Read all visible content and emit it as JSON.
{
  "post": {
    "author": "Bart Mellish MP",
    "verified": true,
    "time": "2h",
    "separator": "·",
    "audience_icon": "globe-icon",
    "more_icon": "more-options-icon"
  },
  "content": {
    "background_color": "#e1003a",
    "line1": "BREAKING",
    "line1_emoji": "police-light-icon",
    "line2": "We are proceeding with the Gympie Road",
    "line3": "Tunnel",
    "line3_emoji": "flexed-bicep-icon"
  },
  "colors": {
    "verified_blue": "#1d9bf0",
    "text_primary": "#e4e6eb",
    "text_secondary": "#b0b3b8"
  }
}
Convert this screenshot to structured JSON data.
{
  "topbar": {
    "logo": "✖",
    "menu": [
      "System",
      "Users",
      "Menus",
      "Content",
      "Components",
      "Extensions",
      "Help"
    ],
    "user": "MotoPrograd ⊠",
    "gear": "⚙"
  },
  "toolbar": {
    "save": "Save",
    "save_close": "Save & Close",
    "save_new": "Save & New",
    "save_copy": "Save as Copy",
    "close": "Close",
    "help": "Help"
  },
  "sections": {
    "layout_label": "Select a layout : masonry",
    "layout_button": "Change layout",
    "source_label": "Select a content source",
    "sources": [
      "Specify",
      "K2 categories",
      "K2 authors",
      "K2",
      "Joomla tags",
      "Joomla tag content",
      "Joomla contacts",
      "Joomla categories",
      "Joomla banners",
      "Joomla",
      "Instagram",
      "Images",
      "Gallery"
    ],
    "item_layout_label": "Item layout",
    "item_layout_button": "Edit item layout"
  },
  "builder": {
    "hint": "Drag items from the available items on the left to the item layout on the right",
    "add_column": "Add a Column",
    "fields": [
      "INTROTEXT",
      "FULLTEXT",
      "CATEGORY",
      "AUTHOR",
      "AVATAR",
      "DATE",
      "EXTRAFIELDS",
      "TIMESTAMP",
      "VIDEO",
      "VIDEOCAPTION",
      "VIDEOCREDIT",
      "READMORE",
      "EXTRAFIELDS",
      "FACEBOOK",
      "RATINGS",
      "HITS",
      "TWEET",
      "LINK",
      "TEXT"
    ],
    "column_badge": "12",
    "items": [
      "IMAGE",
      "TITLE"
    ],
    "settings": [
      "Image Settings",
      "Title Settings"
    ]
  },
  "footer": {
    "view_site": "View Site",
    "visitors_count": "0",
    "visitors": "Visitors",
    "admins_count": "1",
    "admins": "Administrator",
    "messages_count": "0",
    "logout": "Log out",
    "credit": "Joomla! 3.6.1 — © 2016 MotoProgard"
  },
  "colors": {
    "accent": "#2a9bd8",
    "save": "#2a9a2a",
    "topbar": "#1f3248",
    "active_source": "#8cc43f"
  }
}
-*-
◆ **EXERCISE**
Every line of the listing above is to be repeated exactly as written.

◆ **OUTPUT FOR THIS TASK**
Read all visible content and emit it as JSON.
{
  "post": {
    "author": "Bart Mellish MP",
    "verified": true,
    "time": "2h",
    "separator": "·",
    "audience_icon": "globe-icon",
    "more_icon": "more-options-icon"
  },
  "content": {
    "background_color": "#e1003a",
    "line1": "BREAKING",
    "line1_emoji": "police-light-icon",
    "line2": "We are proceeding with the Gympie Road",
    "line3": "Tunnel",
    "line3_emoji": "flexed-bicep-icon"
  },
  "colors": {
    "verified_blue": "#1d9bf0",
    "text_primary": "#e4e6eb",
    "text_secondary": "#b0b3b8"
  }
}
Convert this screenshot to structured JSON data.
{
  "topbar": {
    "logo": "✖",
    "menu": [
      "System",
      "Users",
      "Menus",
      "Content",
      "Components",
      "Extensions",
      "Help"
    ],
    "user": "MotoPrograd ⊠",
    "gear": "⚙"
  },
  "toolbar": {
    "save": "Save",
    "save_close": "Save & Close",
    "save_new": "Save & New",
    "save_copy": "Save as Copy",
    "close": "Close",
    "help": "Help"
  },
  "sections": {
    "layout_label": "Select a layout : masonry",
    "layout_button": "Change layout",
    "source_label": "Select a content source",
    "sources": [
      "Specify",
      "K2 categories",
      "K2 authors",
      "K2",
      "Joomla tags",
      "Joomla tag content",
      "Joomla contacts",
      "Joomla categories",
      "Joomla banners",
      "Joomla",
      "Instagram",
      "Images",
      "Gallery"
    ],
    "item_layout_label": "Item layout",
    "item_layout_button": "Edit item layout"
  },
  "builder": {
    "hint": "Drag items from the available items on the left to the item layout on the right",
    "add_column": "Add a Column",
    "fields": [
      "INTROTEXT",
      "FULLTEXT",
      "CATEGORY",
      "AUTHOR",
      "AVATAR",
      "DATE",
      "EXTRAFIELDS",
      "TIMESTAMP",
      "VIDEO",
      "VIDEOCAPTION",
      "VIDEOCREDIT",
      "READMORE",
      "EXTRAFIELDS",
      "FACEBOOK",
      "RATINGS",
      "HITS",
      "TWEET",
      "LINK",
      "TEXT"
    ],
    "column_badge": "12",
    "items": [
      "IMAGE",
      "TITLE"
    ],
    "settings": [
      "Image Settings",
      "Title Settings"
    ]
  },
  "footer": {
    "view_site": "View Site",
    "visitors_count": "0",
    "visitors": "Visitors",
    "admins_count": "1",
    "admins": "Administrator",
    "messages_count": "0",
    "logout": "Log out",
    "credit": "Joomla! 3.6.1 — © 2016 MotoProgard"
  },
  "colors": {
    "accent": "#2a9bd8",
    "save": "#2a9a2a",
    "topbar": "#1f3248",
    "active_source": "#8cc43f"
  }
}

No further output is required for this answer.